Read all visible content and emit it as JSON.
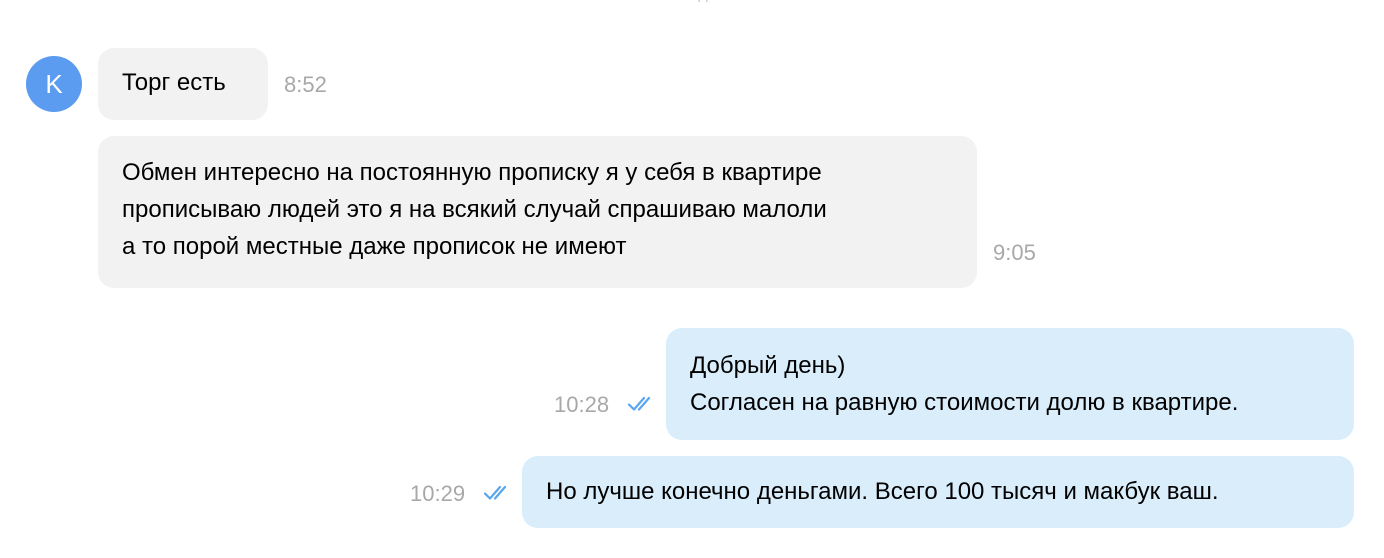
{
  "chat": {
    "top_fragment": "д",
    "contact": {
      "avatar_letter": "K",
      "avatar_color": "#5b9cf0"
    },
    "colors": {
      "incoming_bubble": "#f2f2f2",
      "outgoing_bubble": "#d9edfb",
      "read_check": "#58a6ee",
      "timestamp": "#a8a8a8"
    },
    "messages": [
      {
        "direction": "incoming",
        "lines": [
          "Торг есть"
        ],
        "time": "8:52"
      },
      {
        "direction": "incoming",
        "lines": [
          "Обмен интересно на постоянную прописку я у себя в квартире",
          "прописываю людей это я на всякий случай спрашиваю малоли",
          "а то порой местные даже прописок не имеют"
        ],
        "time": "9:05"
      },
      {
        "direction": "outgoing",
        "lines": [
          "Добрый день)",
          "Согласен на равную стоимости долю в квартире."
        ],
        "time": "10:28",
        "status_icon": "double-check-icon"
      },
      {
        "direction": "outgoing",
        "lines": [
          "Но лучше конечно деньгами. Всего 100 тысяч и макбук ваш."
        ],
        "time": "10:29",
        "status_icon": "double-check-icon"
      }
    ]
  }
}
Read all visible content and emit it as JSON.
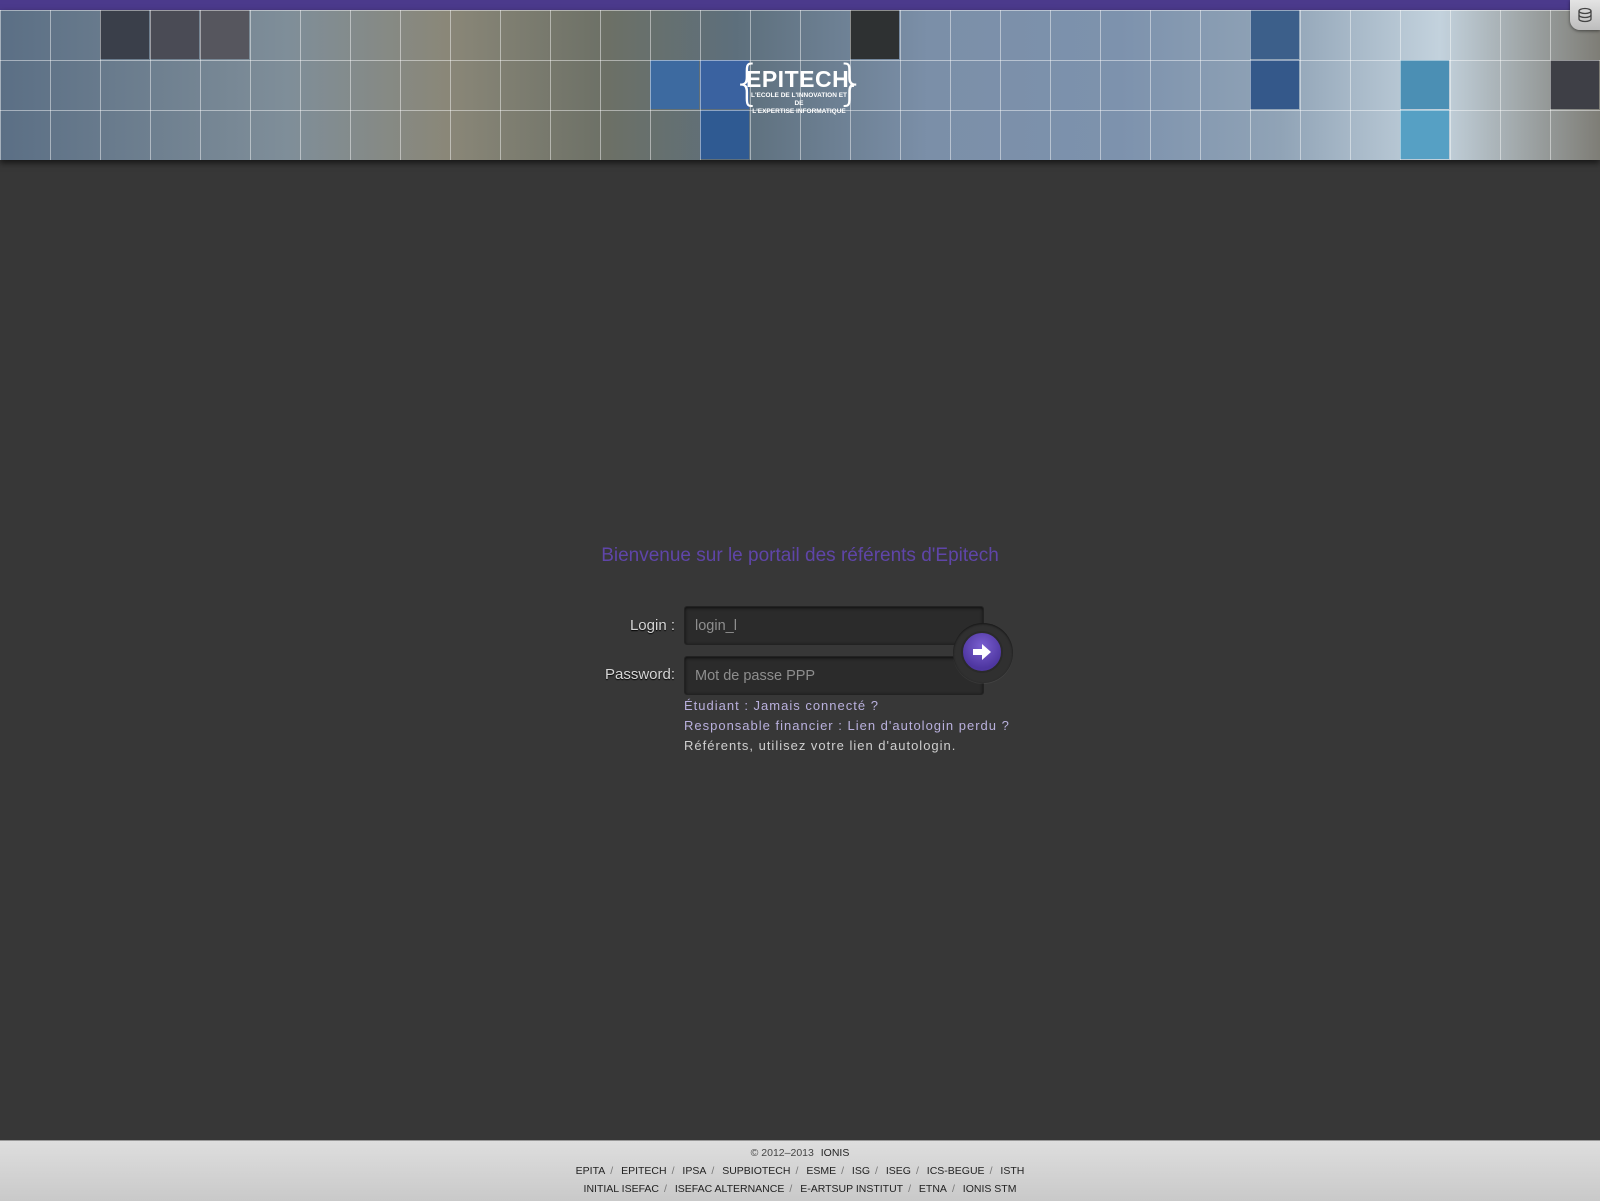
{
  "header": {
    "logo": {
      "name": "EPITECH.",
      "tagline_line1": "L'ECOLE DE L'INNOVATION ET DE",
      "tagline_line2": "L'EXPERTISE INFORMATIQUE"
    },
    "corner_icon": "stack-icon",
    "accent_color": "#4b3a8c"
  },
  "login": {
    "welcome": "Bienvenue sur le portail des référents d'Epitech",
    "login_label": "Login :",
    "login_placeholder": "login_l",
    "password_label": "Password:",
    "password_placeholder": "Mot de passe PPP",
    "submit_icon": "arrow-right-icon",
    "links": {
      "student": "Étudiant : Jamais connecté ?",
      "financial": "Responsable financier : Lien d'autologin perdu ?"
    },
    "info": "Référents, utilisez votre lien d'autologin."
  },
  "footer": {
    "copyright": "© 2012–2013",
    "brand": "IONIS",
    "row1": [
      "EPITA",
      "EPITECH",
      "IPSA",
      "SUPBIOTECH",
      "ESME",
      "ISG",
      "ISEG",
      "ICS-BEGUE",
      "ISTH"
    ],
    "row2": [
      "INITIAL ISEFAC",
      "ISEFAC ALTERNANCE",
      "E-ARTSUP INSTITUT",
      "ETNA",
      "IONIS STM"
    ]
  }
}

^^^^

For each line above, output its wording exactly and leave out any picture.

Read all visible content and emit it as JSON.
{
  "chat": {
    "top_fragment": "д",
    "contact": {
      "avatar_letter": "K",
      "avatar_color": "#5b9cf0"
    },
    "colors": {
      "incoming_bubble": "#f2f2f2",
      "outgoing_bubble": "#d9edfb",
      "read_check": "#58a6ee",
      "timestamp": "#a8a8a8"
    },
    "messages": [
      {
        "direction": "incoming",
        "lines": [
          "Торг есть"
        ],
        "time": "8:52"
      },
      {
        "direction": "incoming",
        "lines": [
          "Обмен интересно на постоянную прописку я у себя в квартире",
          "прописываю людей это я на всякий случай спрашиваю малоли",
          "а то порой местные даже прописок не имеют"
        ],
        "time": "9:05"
      },
      {
        "direction": "outgoing",
        "lines": [
          "Добрый день)",
          "Согласен на равную стоимости долю в квартире."
        ],
        "time": "10:28",
        "status_icon": "double-check-icon"
      },
      {
        "direction": "outgoing",
        "lines": [
          "Но лучше конечно деньгами. Всего 100 тысяч и макбук ваш."
        ],
        "time": "10:29",
        "status_icon": "double-check-icon"
      }
    ]
  }
}
Read all visible content and emit it as JSON.
{
  "header": {
    "logo": {
      "name": "EPITECH.",
      "tagline_line1": "L'ECOLE DE L'INNOVATION ET DE",
      "tagline_line2": "L'EXPERTISE INFORMATIQUE"
    },
    "corner_icon": "stack-icon",
    "accent_color": "#4b3a8c"
  },
  "login": {
    "welcome": "Bienvenue sur le portail des référents d'Epitech",
    "login_label": "Login :",
    "login_placeholder": "login_l",
    "password_label": "Password:",
    "password_placeholder": "Mot de passe PPP",
    "submit_icon": "arrow-right-icon",
    "links": {
      "student": "Étudiant : Jamais connecté ?",
      "financial": "Responsable financier : Lien d'autologin perdu ?"
    },
    "info": "Référents, utilisez votre lien d'autologin."
  },
  "footer": {
    "copyright": "© 2012–2013",
    "brand": "IONIS",
    "row1": [
      "EPITA",
      "EPITECH",
      "IPSA",
      "SUPBIOTECH",
      "ESME",
      "ISG",
      "ISEG",
      "ICS-BEGUE",
      "ISTH"
    ],
    "row2": [
      "INITIAL ISEFAC",
      "ISEFAC ALTERNANCE",
      "E-ARTSUP INSTITUT",
      "ETNA",
      "IONIS STM"
    ]
  }
}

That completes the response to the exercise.